  • French Français (French)
  • Russian Русский (Russian)
  • Kannada ಕನ್ನಡ (Kannada)
  • Korean 한국어 (Korean)
  • Hebrew עברית (Hebrew)
  • Ukrainian Український (Ukrainian)
  • Urdu اردو (Urdu)
  • Hungarian Magyar (Hungarian)
  • Hindi मानक हिन्दी (Hindi)
  • Indonesian Indonesia (Indonesian)
  • Italian Italiano (Italian)
  • Tamil தமிழ் (Tamil)
  • Turkish Türkçe (Turkish)
  • Telugu తెలుగు (Telugu)
  • Thai ภาษาไทย (Thai)
  • Vietnamese Tiếng Việt (Vietnamese)
  • Czech Čeština (Czech)
  • Polish Polski (Polish)
  • Indonesian Bahasa Indonesia (Indonesian)
  • Romanian Românește (Romanian)
  • Dutch Nederlands (Dutch)
  • Greek Ελληνικά (Greek)
  • Latin Latinum (Latin)
  • Swedish Svenska (Swedish)
  • Danish Dansk (Danish)
  • Finnish Suomi (Finnish)
  • Persian فارسی (Persian)
  • Yiddish ייִדיש (Yiddish)
  • Armenian հայերեն (Armenian)
  • Norwegian Norsk (Norwegian)
  • English English (English)
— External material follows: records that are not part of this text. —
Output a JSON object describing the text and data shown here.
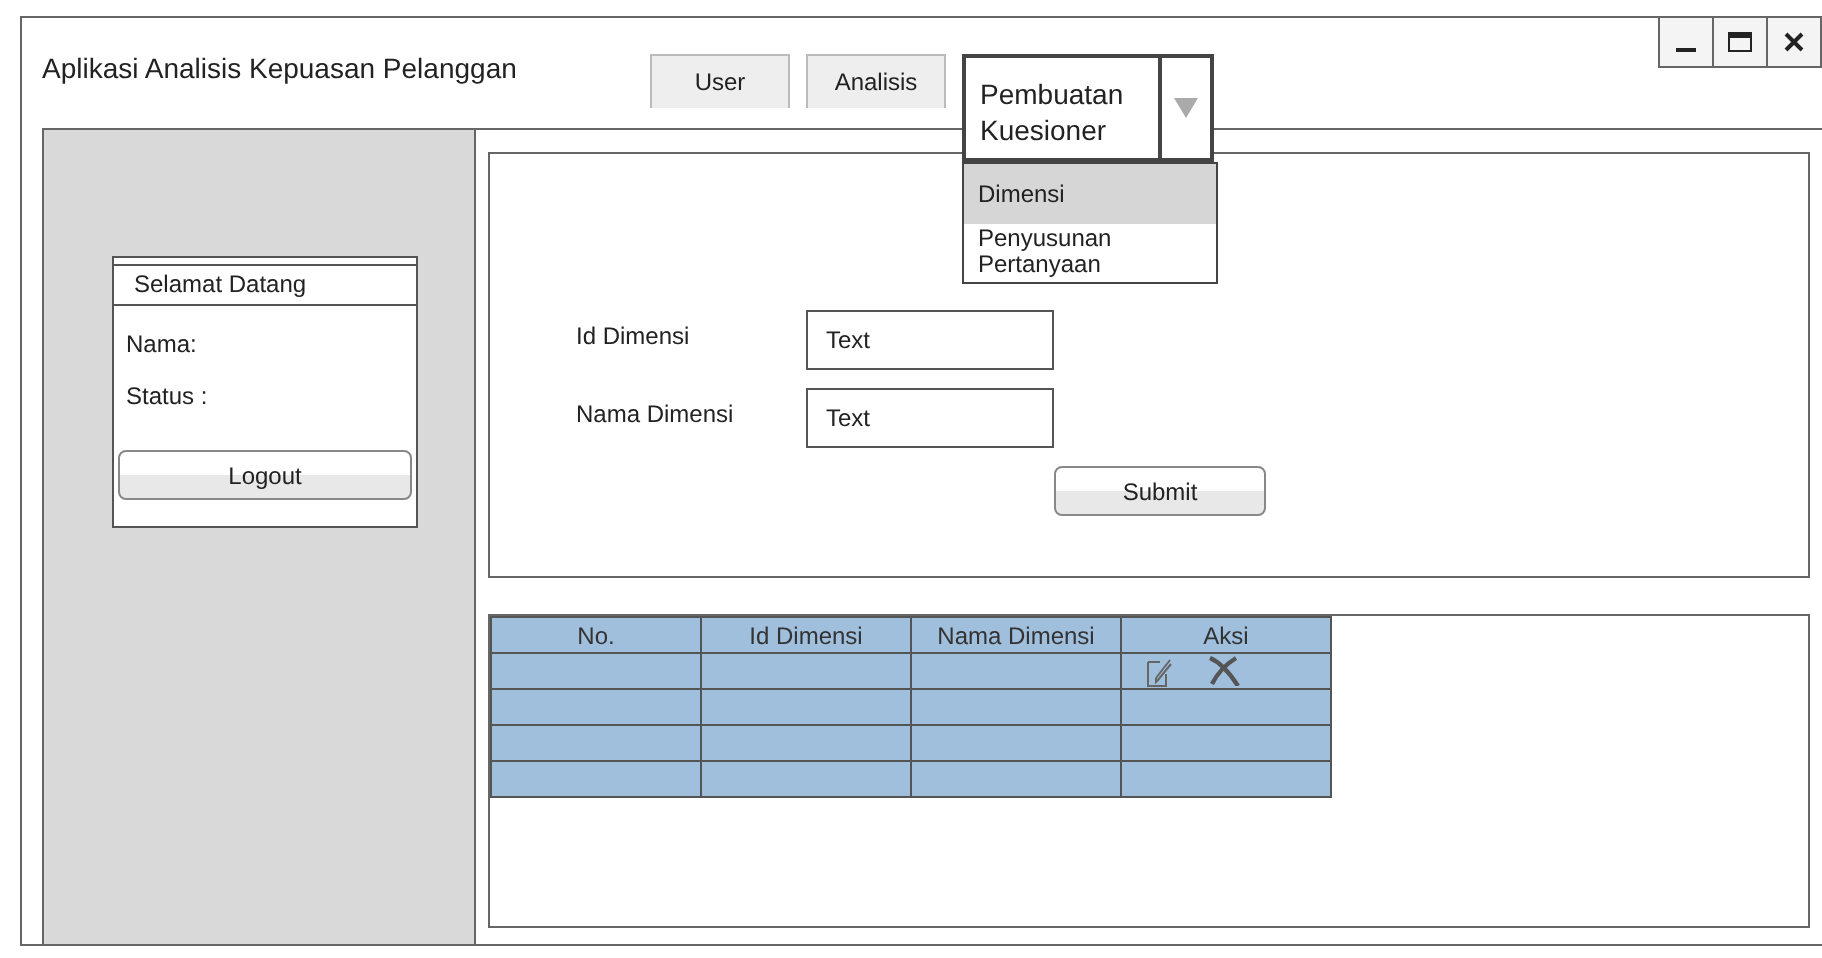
{
  "window": {
    "title": "Aplikasi Analisis Kepuasan Pelanggan",
    "controls": [
      {
        "kind": "minimize"
      },
      {
        "kind": "maximize"
      },
      {
        "kind": "close"
      }
    ]
  },
  "tabs": [
    {
      "label": "User",
      "kind": "tab",
      "selected": false
    },
    {
      "label": "Analisis",
      "kind": "tab",
      "selected": false
    },
    {
      "label": "Pembuatan Kuesioner",
      "kind": "dropdown",
      "selected": true
    }
  ],
  "dropdown_menu": [
    {
      "label": "Dimensi",
      "selected": true
    },
    {
      "label": "Penyusunan Pertanyaan",
      "selected": false
    }
  ],
  "welcome": {
    "title": "Selamat Datang",
    "fields": [
      "Nama:",
      "Status :"
    ],
    "button": "Logout"
  },
  "form": {
    "fields": [
      {
        "label": "Id Dimensi",
        "value": "Text"
      },
      {
        "label": "Nama Dimensi",
        "value": "Text"
      }
    ],
    "submit": "Submit"
  },
  "table": {
    "columns": [
      "No.",
      "Id Dimensi",
      "Nama Dimensi",
      "Aksi"
    ],
    "rows": [
      {
        "kind": "actions"
      },
      {
        "kind": "blank"
      },
      {
        "kind": "blank"
      },
      {
        "kind": "blank"
      }
    ]
  }
}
Discuss this Edwin Arlington Robinson poem with the community:

Citation

Use the citation below to add this poem to your bibliography:

Style:MLAChicagoAPA

"Lancelot" Poetry.net. STANDS4 LLC, 2019. Web. 17 Jul 2019. <https://www.poetry.net/poem/9988/lancelot>.

We need you!

Help us build the largest poetry community and poems collection on the web!

Thanks for your vote! We truly appreciate your support.